Top of Data provided

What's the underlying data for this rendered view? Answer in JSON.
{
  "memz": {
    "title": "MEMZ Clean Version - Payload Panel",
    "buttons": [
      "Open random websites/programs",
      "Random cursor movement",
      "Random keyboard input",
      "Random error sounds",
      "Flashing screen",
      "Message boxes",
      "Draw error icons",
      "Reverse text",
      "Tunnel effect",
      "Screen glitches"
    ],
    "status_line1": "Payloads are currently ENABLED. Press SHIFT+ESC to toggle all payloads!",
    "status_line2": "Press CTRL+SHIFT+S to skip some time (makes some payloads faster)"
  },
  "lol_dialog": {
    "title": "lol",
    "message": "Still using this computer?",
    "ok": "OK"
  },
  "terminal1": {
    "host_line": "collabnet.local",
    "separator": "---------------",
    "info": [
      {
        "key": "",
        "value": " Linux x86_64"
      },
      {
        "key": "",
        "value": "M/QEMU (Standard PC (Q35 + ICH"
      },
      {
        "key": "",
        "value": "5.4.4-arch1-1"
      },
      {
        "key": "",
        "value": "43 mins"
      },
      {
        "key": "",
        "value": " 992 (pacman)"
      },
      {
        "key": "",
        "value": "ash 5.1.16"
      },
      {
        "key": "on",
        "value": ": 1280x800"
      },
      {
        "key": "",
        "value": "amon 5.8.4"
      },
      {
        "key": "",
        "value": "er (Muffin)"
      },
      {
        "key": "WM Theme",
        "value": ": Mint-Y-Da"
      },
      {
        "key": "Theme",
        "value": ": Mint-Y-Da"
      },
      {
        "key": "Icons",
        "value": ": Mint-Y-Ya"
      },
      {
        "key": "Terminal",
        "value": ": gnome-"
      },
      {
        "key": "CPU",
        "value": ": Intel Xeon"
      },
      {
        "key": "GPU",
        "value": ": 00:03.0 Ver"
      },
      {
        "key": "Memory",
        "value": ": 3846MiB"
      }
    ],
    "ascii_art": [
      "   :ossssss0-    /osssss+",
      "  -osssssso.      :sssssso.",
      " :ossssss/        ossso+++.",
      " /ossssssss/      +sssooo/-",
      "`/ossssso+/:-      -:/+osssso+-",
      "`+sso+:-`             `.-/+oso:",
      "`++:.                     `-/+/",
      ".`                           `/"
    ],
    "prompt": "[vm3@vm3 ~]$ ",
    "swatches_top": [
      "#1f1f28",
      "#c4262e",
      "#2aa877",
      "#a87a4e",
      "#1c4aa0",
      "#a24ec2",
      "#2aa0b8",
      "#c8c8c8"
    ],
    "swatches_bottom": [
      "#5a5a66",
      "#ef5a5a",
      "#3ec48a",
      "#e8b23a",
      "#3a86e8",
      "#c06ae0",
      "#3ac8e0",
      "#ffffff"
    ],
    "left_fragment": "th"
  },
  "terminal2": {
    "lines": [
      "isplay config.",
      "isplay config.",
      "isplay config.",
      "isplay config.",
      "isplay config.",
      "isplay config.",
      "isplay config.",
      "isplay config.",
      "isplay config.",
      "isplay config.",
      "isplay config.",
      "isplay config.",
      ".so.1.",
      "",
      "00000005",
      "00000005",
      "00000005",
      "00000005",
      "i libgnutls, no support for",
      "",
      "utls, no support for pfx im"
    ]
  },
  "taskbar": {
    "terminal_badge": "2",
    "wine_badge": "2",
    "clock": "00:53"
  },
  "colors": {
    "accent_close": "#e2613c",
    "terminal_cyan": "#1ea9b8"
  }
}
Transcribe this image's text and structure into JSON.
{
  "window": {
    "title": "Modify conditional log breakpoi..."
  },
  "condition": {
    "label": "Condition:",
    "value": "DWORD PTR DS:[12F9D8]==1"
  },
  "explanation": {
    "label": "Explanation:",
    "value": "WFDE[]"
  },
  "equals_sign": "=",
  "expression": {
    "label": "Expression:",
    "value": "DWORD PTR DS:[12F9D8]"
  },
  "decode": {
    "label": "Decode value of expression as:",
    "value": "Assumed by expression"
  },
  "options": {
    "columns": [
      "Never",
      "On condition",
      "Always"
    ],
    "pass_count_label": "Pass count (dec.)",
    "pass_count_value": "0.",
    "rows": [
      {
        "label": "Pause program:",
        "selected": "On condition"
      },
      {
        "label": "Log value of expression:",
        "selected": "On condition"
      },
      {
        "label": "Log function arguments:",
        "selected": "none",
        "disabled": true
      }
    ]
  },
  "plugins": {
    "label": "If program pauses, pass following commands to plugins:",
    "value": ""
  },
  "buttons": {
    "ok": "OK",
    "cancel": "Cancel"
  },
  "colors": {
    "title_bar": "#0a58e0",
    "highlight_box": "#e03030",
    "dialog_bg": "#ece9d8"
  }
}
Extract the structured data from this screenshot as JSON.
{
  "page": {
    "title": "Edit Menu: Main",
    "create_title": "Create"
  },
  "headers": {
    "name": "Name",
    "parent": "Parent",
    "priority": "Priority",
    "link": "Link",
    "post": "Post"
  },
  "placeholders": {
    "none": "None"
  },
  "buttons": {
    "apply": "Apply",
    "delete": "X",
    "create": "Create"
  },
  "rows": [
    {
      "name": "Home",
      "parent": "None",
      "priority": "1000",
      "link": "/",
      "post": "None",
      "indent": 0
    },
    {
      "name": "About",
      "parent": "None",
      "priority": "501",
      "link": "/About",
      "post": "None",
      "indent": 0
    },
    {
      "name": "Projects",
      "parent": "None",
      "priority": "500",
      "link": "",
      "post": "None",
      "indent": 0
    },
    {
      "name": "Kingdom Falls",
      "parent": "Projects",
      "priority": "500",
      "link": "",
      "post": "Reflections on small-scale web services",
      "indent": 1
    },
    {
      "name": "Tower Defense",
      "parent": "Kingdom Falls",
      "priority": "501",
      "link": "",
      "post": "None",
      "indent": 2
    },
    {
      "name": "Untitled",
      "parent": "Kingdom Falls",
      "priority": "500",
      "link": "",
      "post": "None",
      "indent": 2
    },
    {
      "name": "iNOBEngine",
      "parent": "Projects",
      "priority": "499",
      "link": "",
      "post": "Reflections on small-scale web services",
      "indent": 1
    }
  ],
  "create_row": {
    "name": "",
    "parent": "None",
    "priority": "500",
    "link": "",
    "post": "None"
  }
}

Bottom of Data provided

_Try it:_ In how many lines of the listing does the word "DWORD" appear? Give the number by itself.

_Answer to the exercise:_ 2